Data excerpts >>

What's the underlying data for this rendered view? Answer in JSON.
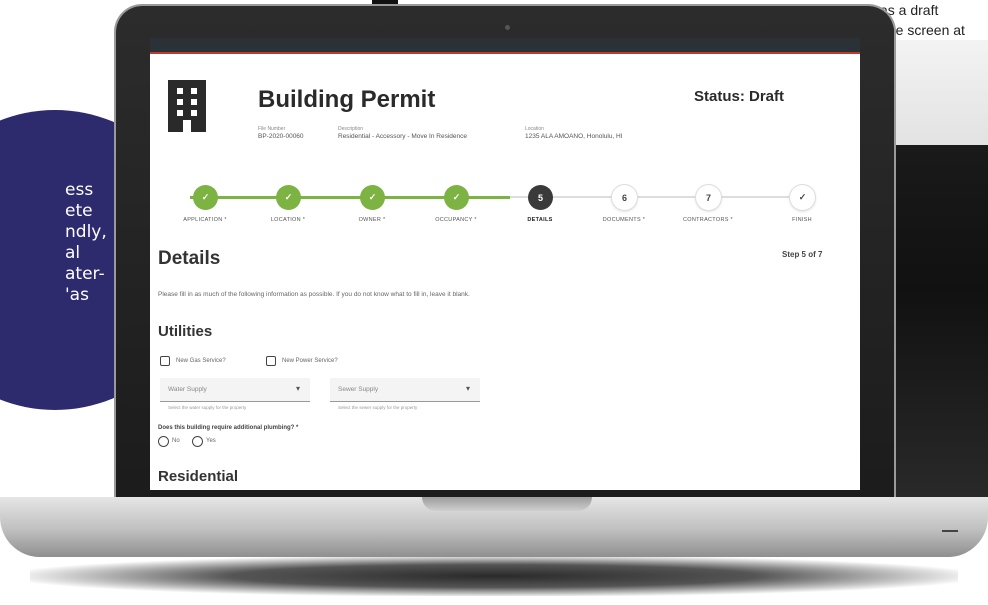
{
  "promo": {
    "lines": [
      "ess",
      "ete",
      "ndly,",
      "al",
      "ater-",
      "'as"
    ]
  },
  "caption": {
    "line1": "as a draft",
    "line2": "me screen at"
  },
  "permit": {
    "title": "Building Permit",
    "status": "Status: Draft",
    "meta": [
      {
        "label": "File Number",
        "value": "BP-2020-00060"
      },
      {
        "label": "Description",
        "value": "Residential - Accessory - Move In Residence"
      },
      {
        "label": "Location",
        "value": "1235 ALA AMOANO, Honolulu, HI"
      }
    ]
  },
  "stepper": {
    "steps": [
      {
        "label": "APPLICATION *",
        "state": "done",
        "glyph": "✓"
      },
      {
        "label": "LOCATION *",
        "state": "done",
        "glyph": "✓"
      },
      {
        "label": "OWNER *",
        "state": "done",
        "glyph": "✓"
      },
      {
        "label": "OCCUPANCY *",
        "state": "done",
        "glyph": "✓"
      },
      {
        "label": "DETAILS",
        "state": "current",
        "glyph": "5"
      },
      {
        "label": "DOCUMENTS *",
        "state": "todo",
        "glyph": "6"
      },
      {
        "label": "CONTRACTORS *",
        "state": "todo",
        "glyph": "7"
      },
      {
        "label": "FINISH",
        "state": "todo",
        "glyph": "✓"
      }
    ]
  },
  "details": {
    "heading": "Details",
    "step_of": "Step 5 of 7",
    "instructions": "Please fill in as much of the following information as possible. If you do not know what to fill in, leave it blank."
  },
  "utilities": {
    "heading": "Utilities",
    "gas_label": "New Gas Service?",
    "power_label": "New Power Service?",
    "water_select": "Water Supply",
    "water_help": "Select the water supply for the property",
    "sewer_select": "Sewer Supply",
    "sewer_help": "Select the sewer supply for the property",
    "plumbing_question": "Does this building require additional plumbing? *",
    "radio_no": "No",
    "radio_yes": "Yes"
  },
  "residential": {
    "heading": "Residential"
  },
  "icons": {
    "building": "building-icon",
    "check": "check-icon",
    "dropdown": "chevron-down-icon"
  },
  "colors": {
    "accent_green": "#7cb342",
    "current_step": "#3a3a3a",
    "promo_purple": "#2d2a6e",
    "topbar_red": "#c0392b"
  }
}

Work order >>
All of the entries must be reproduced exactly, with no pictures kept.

Exercise response >>
What's the underlying data for this rendered view? Answer in JSON.
{
  "promo": {
    "lines": [
      "ess",
      "ete",
      "ndly,",
      "al",
      "ater-",
      "'as"
    ]
  },
  "caption": {
    "line1": "as a draft",
    "line2": "me screen at"
  },
  "permit": {
    "title": "Building Permit",
    "status": "Status: Draft",
    "meta": [
      {
        "label": "File Number",
        "value": "BP-2020-00060"
      },
      {
        "label": "Description",
        "value": "Residential - Accessory - Move In Residence"
      },
      {
        "label": "Location",
        "value": "1235 ALA AMOANO, Honolulu, HI"
      }
    ]
  },
  "stepper": {
    "steps": [
      {
        "label": "APPLICATION *",
        "state": "done",
        "glyph": "✓"
      },
      {
        "label": "LOCATION *",
        "state": "done",
        "glyph": "✓"
      },
      {
        "label": "OWNER *",
        "state": "done",
        "glyph": "✓"
      },
      {
        "label": "OCCUPANCY *",
        "state": "done",
        "glyph": "✓"
      },
      {
        "label": "DETAILS",
        "state": "current",
        "glyph": "5"
      },
      {
        "label": "DOCUMENTS *",
        "state": "todo",
        "glyph": "6"
      },
      {
        "label": "CONTRACTORS *",
        "state": "todo",
        "glyph": "7"
      },
      {
        "label": "FINISH",
        "state": "todo",
        "glyph": "✓"
      }
    ]
  },
  "details": {
    "heading": "Details",
    "step_of": "Step 5 of 7",
    "instructions": "Please fill in as much of the following information as possible. If you do not know what to fill in, leave it blank."
  },
  "utilities": {
    "heading": "Utilities",
    "gas_label": "New Gas Service?",
    "power_label": "New Power Service?",
    "water_select": "Water Supply",
    "water_help": "Select the water supply for the property",
    "sewer_select": "Sewer Supply",
    "sewer_help": "Select the sewer supply for the property",
    "plumbing_question": "Does this building require additional plumbing? *",
    "radio_no": "No",
    "radio_yes": "Yes"
  },
  "residential": {
    "heading": "Residential"
  },
  "icons": {
    "building": "building-icon",
    "check": "check-icon",
    "dropdown": "chevron-down-icon"
  },
  "colors": {
    "accent_green": "#7cb342",
    "current_step": "#3a3a3a",
    "promo_purple": "#2d2a6e",
    "topbar_red": "#c0392b"
  }
}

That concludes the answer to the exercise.